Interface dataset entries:
*** Begin section ***
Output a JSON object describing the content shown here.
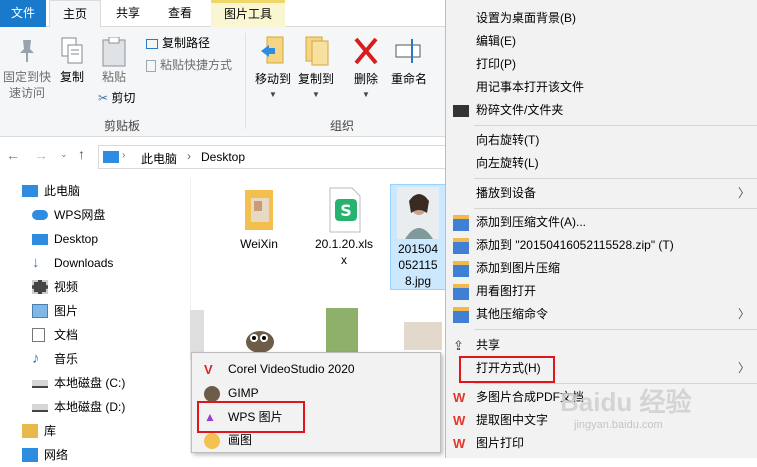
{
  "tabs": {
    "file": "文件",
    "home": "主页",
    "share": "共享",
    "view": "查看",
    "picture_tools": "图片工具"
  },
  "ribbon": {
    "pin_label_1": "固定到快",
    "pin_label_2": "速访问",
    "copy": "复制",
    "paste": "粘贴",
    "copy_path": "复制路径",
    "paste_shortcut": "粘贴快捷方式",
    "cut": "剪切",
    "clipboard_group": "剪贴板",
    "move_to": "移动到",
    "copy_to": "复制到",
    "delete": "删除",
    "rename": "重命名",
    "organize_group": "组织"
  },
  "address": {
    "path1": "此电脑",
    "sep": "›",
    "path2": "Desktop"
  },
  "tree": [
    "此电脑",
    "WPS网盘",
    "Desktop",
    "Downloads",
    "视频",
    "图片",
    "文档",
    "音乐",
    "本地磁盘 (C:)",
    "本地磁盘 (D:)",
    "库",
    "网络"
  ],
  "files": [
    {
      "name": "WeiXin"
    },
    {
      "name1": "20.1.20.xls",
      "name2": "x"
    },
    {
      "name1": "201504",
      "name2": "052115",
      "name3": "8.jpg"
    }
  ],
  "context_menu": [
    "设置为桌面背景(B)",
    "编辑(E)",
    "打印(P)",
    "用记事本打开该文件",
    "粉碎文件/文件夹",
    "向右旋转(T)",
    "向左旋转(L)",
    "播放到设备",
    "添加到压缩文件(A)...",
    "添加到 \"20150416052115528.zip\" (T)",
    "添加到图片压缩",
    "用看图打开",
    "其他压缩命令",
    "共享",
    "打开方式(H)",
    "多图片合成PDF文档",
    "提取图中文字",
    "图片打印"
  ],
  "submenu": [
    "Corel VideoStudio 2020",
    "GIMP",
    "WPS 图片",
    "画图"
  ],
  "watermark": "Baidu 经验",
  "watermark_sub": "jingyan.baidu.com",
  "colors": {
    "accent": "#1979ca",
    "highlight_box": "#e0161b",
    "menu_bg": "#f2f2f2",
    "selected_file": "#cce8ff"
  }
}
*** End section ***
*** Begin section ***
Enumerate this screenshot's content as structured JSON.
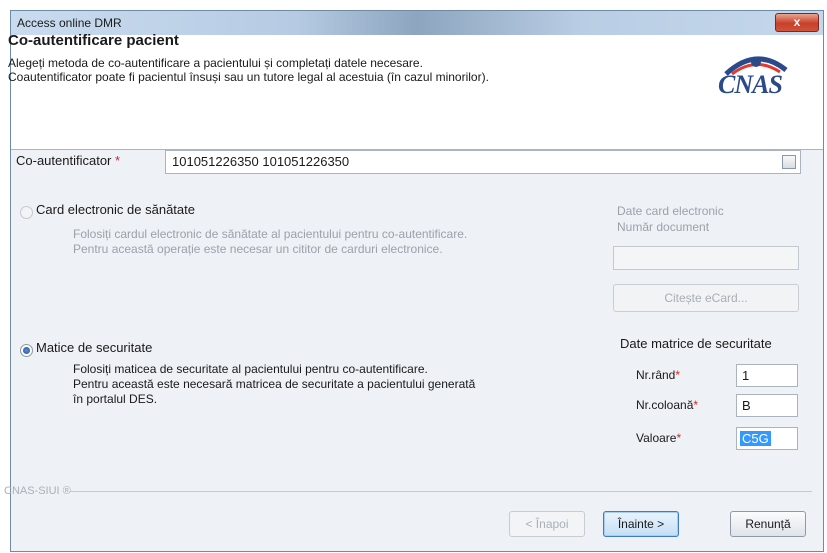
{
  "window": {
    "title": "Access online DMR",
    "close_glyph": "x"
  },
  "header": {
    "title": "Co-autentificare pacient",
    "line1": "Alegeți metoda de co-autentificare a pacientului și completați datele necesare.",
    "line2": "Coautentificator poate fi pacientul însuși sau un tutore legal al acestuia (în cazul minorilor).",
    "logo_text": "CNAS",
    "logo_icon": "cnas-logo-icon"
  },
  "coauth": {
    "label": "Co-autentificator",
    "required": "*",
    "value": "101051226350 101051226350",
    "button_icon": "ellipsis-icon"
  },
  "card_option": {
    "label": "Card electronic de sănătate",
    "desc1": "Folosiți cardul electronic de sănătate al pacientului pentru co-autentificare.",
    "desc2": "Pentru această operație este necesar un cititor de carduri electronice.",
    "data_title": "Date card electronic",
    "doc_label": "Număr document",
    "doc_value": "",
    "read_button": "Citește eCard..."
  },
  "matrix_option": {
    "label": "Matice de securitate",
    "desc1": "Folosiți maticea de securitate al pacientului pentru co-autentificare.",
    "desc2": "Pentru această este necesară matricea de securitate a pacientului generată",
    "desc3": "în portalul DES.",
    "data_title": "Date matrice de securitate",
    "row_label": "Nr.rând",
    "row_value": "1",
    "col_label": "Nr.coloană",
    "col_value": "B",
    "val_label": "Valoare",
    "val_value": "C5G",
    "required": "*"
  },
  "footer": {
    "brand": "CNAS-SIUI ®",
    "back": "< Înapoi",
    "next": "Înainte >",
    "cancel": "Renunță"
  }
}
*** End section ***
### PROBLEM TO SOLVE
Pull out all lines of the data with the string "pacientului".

### OUTPUT BELOW
    "line1": "Alegeți metoda de co-autentificare a pacientului și completați datele necesare.",
    "desc1": "Folosiți cardul electronic de sănătate al pacientului pentru co-autentificare.",
    "desc1": "Folosiți maticea de securitate al pacientului pentru co-autentificare.",
    "desc2": "Pentru această este necesară matricea de securitate a pacientului generată",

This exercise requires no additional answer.